What needs to be done: All of the entries need to be set down exactly as they read.

[Record excerpts Boundary: Start]

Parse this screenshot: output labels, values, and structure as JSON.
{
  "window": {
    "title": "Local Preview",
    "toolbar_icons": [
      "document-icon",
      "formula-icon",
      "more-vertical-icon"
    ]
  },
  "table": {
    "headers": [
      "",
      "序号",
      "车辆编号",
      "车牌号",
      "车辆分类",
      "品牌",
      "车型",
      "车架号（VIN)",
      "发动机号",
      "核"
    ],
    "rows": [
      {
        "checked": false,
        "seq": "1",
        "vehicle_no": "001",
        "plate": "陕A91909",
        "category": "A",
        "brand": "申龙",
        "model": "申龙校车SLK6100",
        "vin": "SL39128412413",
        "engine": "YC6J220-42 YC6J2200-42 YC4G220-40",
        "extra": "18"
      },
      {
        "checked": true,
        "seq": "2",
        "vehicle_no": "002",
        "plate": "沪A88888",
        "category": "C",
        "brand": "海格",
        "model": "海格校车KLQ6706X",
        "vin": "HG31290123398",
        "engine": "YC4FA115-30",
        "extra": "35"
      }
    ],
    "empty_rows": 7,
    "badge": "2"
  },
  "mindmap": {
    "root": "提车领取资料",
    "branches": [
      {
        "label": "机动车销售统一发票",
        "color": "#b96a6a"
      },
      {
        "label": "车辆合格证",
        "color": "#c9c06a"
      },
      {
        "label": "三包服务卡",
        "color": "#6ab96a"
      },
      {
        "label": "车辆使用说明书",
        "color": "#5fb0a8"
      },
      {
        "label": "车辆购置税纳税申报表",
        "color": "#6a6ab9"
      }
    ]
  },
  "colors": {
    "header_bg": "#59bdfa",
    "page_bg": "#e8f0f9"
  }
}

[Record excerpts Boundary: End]

Solution to the problem:
Parse this screenshot: output labels, values, and structure as JSON.
{
  "window": {
    "title": "Local Preview",
    "toolbar_icons": [
      "document-icon",
      "formula-icon",
      "more-vertical-icon"
    ]
  },
  "table": {
    "headers": [
      "",
      "序号",
      "车辆编号",
      "车牌号",
      "车辆分类",
      "品牌",
      "车型",
      "车架号（VIN)",
      "发动机号",
      "核"
    ],
    "rows": [
      {
        "checked": false,
        "seq": "1",
        "vehicle_no": "001",
        "plate": "陕A91909",
        "category": "A",
        "brand": "申龙",
        "model": "申龙校车SLK6100",
        "vin": "SL39128412413",
        "engine": "YC6J220-42 YC6J2200-42 YC4G220-40",
        "extra": "18"
      },
      {
        "checked": true,
        "seq": "2",
        "vehicle_no": "002",
        "plate": "沪A88888",
        "category": "C",
        "brand": "海格",
        "model": "海格校车KLQ6706X",
        "vin": "HG31290123398",
        "engine": "YC4FA115-30",
        "extra": "35"
      }
    ],
    "empty_rows": 7,
    "badge": "2"
  },
  "mindmap": {
    "root": "提车领取资料",
    "branches": [
      {
        "label": "机动车销售统一发票",
        "color": "#b96a6a"
      },
      {
        "label": "车辆合格证",
        "color": "#c9c06a"
      },
      {
        "label": "三包服务卡",
        "color": "#6ab96a"
      },
      {
        "label": "车辆使用说明书",
        "color": "#5fb0a8"
      },
      {
        "label": "车辆购置税纳税申报表",
        "color": "#6a6ab9"
      }
    ]
  },
  "colors": {
    "header_bg": "#59bdfa",
    "page_bg": "#e8f0f9"
  }
}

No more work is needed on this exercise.